And what we did in terms of redeploy that cash, we redeployed back into sectors that are more stable with less volatility, lower data - basically companies that have lower probability of earnings downgrades risk. And so Consumer Staples and Healthcare are two of the areas that we redeployed into. Diageo is a long-standing holding, we increased our weight in that name and we also introduced a number of new holdings to the portfolio. Nestlé which is a global food and beverage powerhouse. In the spirits industry, we added Pernod Ricard, which is the number two player in spirits after Diageo, Heineken (another name that we added, which is the number two Global Brewing Company). And finally, AstraZeneca, which is one of the big pharma companies based in the UK.

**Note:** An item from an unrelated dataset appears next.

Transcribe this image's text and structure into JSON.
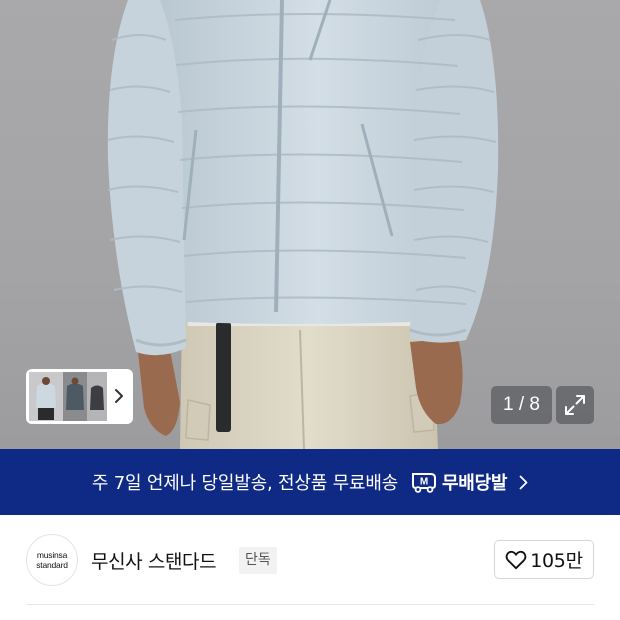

So, I want to finish off talking about why we feel better about our portfolio going forward. It has been a rough year, but the valuations for our holdings have come down to a level that we feel really good about the returns that we're going to be generating in the years ahead. We've also repositioned the portfolio to be more resilient and have reduced the cyclicality by selling companies out of some of the more cyclical sectors and repositioning back into more stable sectors. We also believe that sentiment measures have gotten really washed out. Some of the sentiment measures reached levels not seen since the great financial crisis or the height of the COVID pandemic, and could explain why we've seen a rally in the last few days or so.

And then finally, with the market having sold off approximately 25% for the S&P 500 and getting close to starting to price in a recession, we want to look to the other side and if you look throughout history at other periods of time where the stock market has fallen because of a recession, the three and the five-year returns exiting that recession have typically been very strong.

And for all of these reasons, we feel better about our strategies as we look ahead to next year. Thank you very much for your time.


Phil D’Iorio is a Portfolio Manager, with Cumberland Investment Counsel Inc.(CIC). CIC is the sub-advisor to its affiliate, NCM Asset Management Ltd. The information in this video is current as of October 25, 2022 but is subject to change. The contents of this video (including facts, opinions, descriptions of or references to, products or securities) are for informational purposes only and are not intended to provide financial, legal, accounting or tax advice and should not be relied upon in that regard. The communication may contain forward-looking statements which are not guarantees of future performance. Forward-looking statements involved inherent risk and uncertainties, so it is possible that predictions, forecasts, projections and other forward-looking statements will not be achieved. All opinions in forward-looking statements are subject to change without notice and are provided in good faith. Commissions, trailing commissions, management fees and expenses all may be associated with mutual fund investments. Please read the prospectus before investing. Mutual funds are not guaranteed, their values change frequently and past performance may not be repeated.



Phil D'Iorio, MBA, CFA

I search around the globe for best-of-breed companies trading at attractive valuations. And I spend a significant amount of time thinking about portfolio construction to ensure that the portfolio is optimized to reflect where we are in the cycle.